Without Olaf, Anna dies in that room. To make that part work, someone needs to come to her aid. The question is, who could? What other character could help Anna at that time, in that place, without significantly altering the story?

It would help if the film had included some other character in the palace who knew Anna and was close to her, but no such character has been established, and introducing one would require significant changes earlier on that might undermine the image it made of her isolated childhood.

After thinking about this for a while, the solution that finally came to me was to redeem the Duke of Weselton.

The Duke is introduced on the day of Queen Elsa’s coronation. He’s established as a greedy and selfish man whose only interest there is money: the kingdom has been isolated since the King and Queen died, and he wants the newly crowned Queen Elsa to reopen trade with Weselton. When things don’t seem to be going his way, he even instructs his men to kill Elsa, considering Prince Hans more likely to give him what he wants if he becomes King. At the end of the film, he is disgraced, sent home with the news that Elsa is severing all ties with Weselton because of his actions. He is a pretty clear cut villain of the film.

My idea would be to take a slightly different direction with the character. The differences would come in small.

When Hans suggests a search party to retrieve Elsa, he offers his men to help – but the audience would not see him instruct them to kill her. Their attempt on her life would come as a surprise, then, but not an unexpected one, as the Duke seems very much like a villainous character. Most likely the viewer will assume he has evil intentions regardless of whether they are shown.

But later, when Elsa is imprisoned by Hans, he would reveal that he had not intended to bring her back alive – he had, in fact, bribed the Duke of Weselton’s men to kill her, thinking to keep his own hands clean and blame it on the Duke.

Around the time of Anna’s return, when Hans announces that she has died after speaking her wedding vows, the Duke, ever looking to his own self-interest, would attempt to broach the subject if trade with Weselton. To his dismay, he would find that Hans intended to favour his own family’s kingdom, and had no interest in the Duke’s offer.

And thus it is that the Duke, his efforts to gain Hans’ support having been for naught, somehow comes across the room where Anna lies dying. Here, the Duke of Weselton’s true nature is revealed: he is horrified that Hans has left her to die. My Duke is still a weasel of a man, but not a murderer. He is too much a coward to confront the new King and his supporters alone (though he may promise to challenge his rule later, after gathering support), and in any case, Anna asks him to stay with her, believing that she is going to die regardless. So he lights a fire, and tries to comfort her – perhaps he even has daughters of his own, back home – and somehow his words cause her to realise that it is Kristoff she needs to find.

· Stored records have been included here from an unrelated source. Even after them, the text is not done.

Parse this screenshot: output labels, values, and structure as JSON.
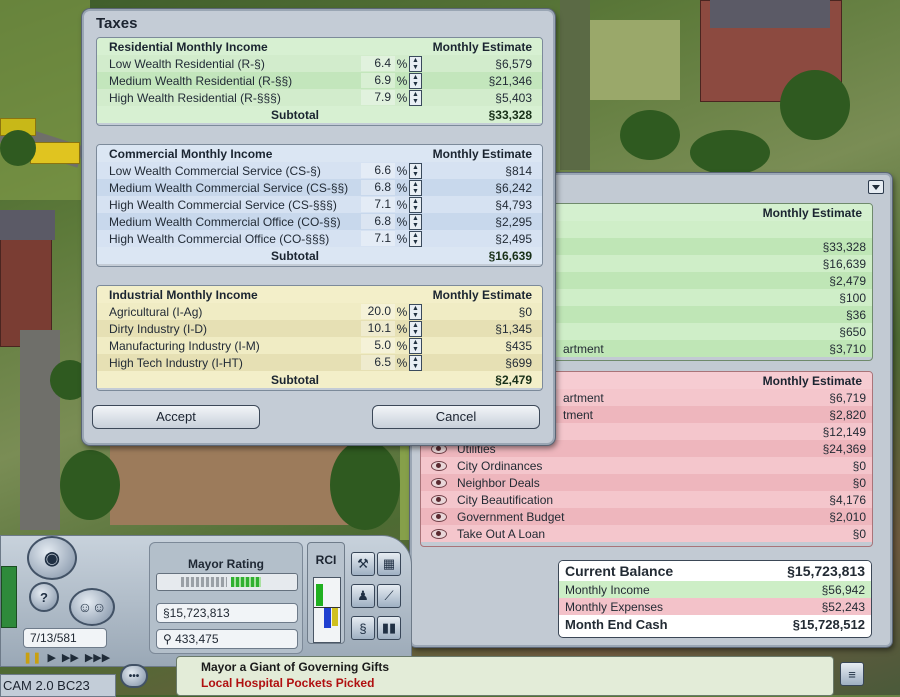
{
  "taxes": {
    "title": "Taxes",
    "residential": {
      "header": "Residential Monthly Income",
      "estimate_header": "Monthly Estimate",
      "rows": [
        {
          "name": "Low Wealth Residential (R-§)",
          "rate": "6.4",
          "pct": "%",
          "estimate": "§6,579"
        },
        {
          "name": "Medium Wealth Residential (R-§§)",
          "rate": "6.9",
          "pct": "%",
          "estimate": "§21,346"
        },
        {
          "name": "High Wealth Residential (R-§§§)",
          "rate": "7.9",
          "pct": "%",
          "estimate": "§5,403"
        }
      ],
      "subtotal_label": "Subtotal",
      "subtotal": "§33,328"
    },
    "commercial": {
      "header": "Commercial Monthly Income",
      "estimate_header": "Monthly Estimate",
      "rows": [
        {
          "name": "Low Wealth Commercial Service (CS-§)",
          "rate": "6.6",
          "pct": "%",
          "estimate": "§814"
        },
        {
          "name": "Medium Wealth Commercial Service (CS-§§)",
          "rate": "6.8",
          "pct": "%",
          "estimate": "§6,242"
        },
        {
          "name": "High Wealth Commercial Service (CS-§§§)",
          "rate": "7.1",
          "pct": "%",
          "estimate": "§4,793"
        },
        {
          "name": "Medium Wealth Commercial Office (CO-§§)",
          "rate": "6.8",
          "pct": "%",
          "estimate": "§2,295"
        },
        {
          "name": "High Wealth Commercial Office (CO-§§§)",
          "rate": "7.1",
          "pct": "%",
          "estimate": "§2,495"
        }
      ],
      "subtotal_label": "Subtotal",
      "subtotal": "§16,639"
    },
    "industrial": {
      "header": "Industrial Monthly Income",
      "estimate_header": "Monthly Estimate",
      "rows": [
        {
          "name": "Agricultural (I-Ag)",
          "rate": "20.0",
          "pct": "%",
          "estimate": "§0"
        },
        {
          "name": "Dirty Industry (I-D)",
          "rate": "10.1",
          "pct": "%",
          "estimate": "§1,345"
        },
        {
          "name": "Manufacturing Industry (I-M)",
          "rate": "5.0",
          "pct": "%",
          "estimate": "§435"
        },
        {
          "name": "High Tech Industry (I-HT)",
          "rate": "6.5",
          "pct": "%",
          "estimate": "§699"
        }
      ],
      "subtotal_label": "Subtotal",
      "subtotal": "§2,479"
    },
    "accept_label": "Accept",
    "cancel_label": "Cancel"
  },
  "budget": {
    "income_header": "Monthly Estimate",
    "income_rows": [
      {
        "label": "",
        "value": ""
      },
      {
        "label": "",
        "value": "§33,328"
      },
      {
        "label": "",
        "value": "§16,639"
      },
      {
        "label": "",
        "value": "§2,479"
      },
      {
        "label": "",
        "value": "§100"
      },
      {
        "label": "",
        "value": "§36"
      },
      {
        "label": "",
        "value": "§650"
      },
      {
        "label": "artment",
        "value": "§3,710"
      }
    ],
    "expense_header": "Monthly Estimate",
    "expense_rows": [
      {
        "label": "artment",
        "value": "§6,719"
      },
      {
        "label": "tment",
        "value": "§2,820"
      },
      {
        "label": "",
        "value": "§12,149"
      },
      {
        "label": "Utilities",
        "value": "§24,369"
      },
      {
        "label": "City Ordinances",
        "value": "§0"
      },
      {
        "label": "Neighbor Deals",
        "value": "§0"
      },
      {
        "label": "City Beautification",
        "value": "§4,176"
      },
      {
        "label": "Government Budget",
        "value": "§2,010"
      },
      {
        "label": "Take Out A Loan",
        "value": "§0"
      }
    ],
    "summary": {
      "current_balance_label": "Current Balance",
      "current_balance": "§15,723,813",
      "monthly_income_label": "Monthly Income",
      "monthly_income": "§56,942",
      "monthly_expenses_label": "Monthly Expenses",
      "monthly_expenses": "§52,243",
      "month_end_cash_label": "Month End Cash",
      "month_end_cash": "§15,728,512"
    }
  },
  "hud": {
    "mayor_rating_label": "Mayor Rating",
    "mayor_rating_level": 0.5,
    "funds": "§15,723,813",
    "population": "433,475",
    "date": "7/13/581",
    "rci_label": "RCI",
    "camera_label": "CAM 2.0 BC23",
    "news": [
      "Mayor a Giant of Governing Gifts",
      "Local Hospital Pockets Picked"
    ],
    "colors": {
      "news_line1": "#1a1a1a",
      "news_line2": "#b01010",
      "rci_r": "#20b020",
      "rci_c": "#2040d0",
      "rci_i": "#d0c020"
    }
  }
}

And so the ending proceeds as it did, and the kingdom is saved. And in the end, the Duke of Weselton is granted trade agreements with the kingdom by Queen Elsa (though perhaps not quite so favourable to him as he’d prefer).

The Duke is redeemed while keeping his essential character intact, and with very little difference to the remainder of the story.

And not a single talking snowman was needed.

***

If you’ve read all this, thank you for indulging my nonsense. I’ll just say again that Frozen was great, and I’m not claiming these changes needed to be made. I just thought it was a fun exercise to go through.